As a child, Howard Shulman bounced from family to family as a ward of New Jersey, enduring close to a hundred operations. Suffering from a rare bacterial infection that ate away at half of his face as a newborn, Shulman—or as he became known to the state, XUG-905—was abandoned by his family. "Perhaps my parents assumed or even prayed I would not survive. Or perhaps they believed that without a face, I had become something less than human, incapable of loving and being loved," he writes in his memoir, Running From the Mirror, an excerpt of which is posted at Narrative.ly. He says he sometimes longed for his birth mother and cried himself to sleep, sobbing, "God must hate me. What terrible thing did I do to deserve this?" Years later, with a face restored through surgeries, Shulman saw a TV ad urging, "Find your long lost loved ones! Call now!" He dialed.
"I had never intended to track down my birth parents," he writes. "But now, with that one call, I began to imagine my parents." He located his mother, Sarah, who during their first conversation told him, "I always knew you would call." (His father had died a few years earlier.) During a face-to-face meeting, Shulman listened as she talked proudly of her three children and her role helping Jewish kids in need, and learned that she had mistakenly been under the impression that he had been adopted by a Midwestern family. "Why did you give me up?" he asked more than once. "How could you have done that to a baby?" Her reply: "I've punished myself enough. No more." He arrived home "taking no comfort from the thought that blocks away she was probably experiencing similar emotions," he says. "Sarah, too, I realized, had suffered her own torment.
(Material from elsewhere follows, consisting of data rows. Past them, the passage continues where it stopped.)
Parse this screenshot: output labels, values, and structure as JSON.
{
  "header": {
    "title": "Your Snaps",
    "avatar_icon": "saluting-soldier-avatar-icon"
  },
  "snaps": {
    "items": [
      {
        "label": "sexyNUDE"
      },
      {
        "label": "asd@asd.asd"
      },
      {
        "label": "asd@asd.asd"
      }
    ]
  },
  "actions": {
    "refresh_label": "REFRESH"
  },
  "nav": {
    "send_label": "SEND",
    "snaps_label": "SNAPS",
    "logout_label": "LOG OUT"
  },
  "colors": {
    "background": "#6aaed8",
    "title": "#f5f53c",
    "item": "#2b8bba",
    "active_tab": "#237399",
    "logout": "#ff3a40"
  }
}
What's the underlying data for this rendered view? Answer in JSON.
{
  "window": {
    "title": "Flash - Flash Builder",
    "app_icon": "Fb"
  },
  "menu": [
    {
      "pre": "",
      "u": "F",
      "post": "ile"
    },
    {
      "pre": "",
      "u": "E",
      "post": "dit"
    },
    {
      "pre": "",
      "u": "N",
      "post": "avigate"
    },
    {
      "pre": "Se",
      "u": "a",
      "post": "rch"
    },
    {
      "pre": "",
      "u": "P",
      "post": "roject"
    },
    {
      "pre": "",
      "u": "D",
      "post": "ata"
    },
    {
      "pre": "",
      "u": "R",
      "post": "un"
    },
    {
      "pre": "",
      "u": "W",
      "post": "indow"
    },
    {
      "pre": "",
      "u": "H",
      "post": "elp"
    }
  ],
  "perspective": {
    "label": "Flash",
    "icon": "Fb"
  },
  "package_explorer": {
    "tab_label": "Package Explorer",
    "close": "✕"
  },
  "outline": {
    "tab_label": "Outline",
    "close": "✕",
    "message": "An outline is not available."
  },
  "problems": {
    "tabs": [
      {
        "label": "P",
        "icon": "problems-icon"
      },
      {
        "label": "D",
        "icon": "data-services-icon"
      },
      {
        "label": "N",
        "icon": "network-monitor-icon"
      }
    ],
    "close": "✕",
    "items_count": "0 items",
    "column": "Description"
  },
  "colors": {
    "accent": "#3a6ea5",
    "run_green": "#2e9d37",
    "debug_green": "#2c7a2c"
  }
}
How had she always known I would call?" The book is out Oct. 5. Read the excerpt in full here.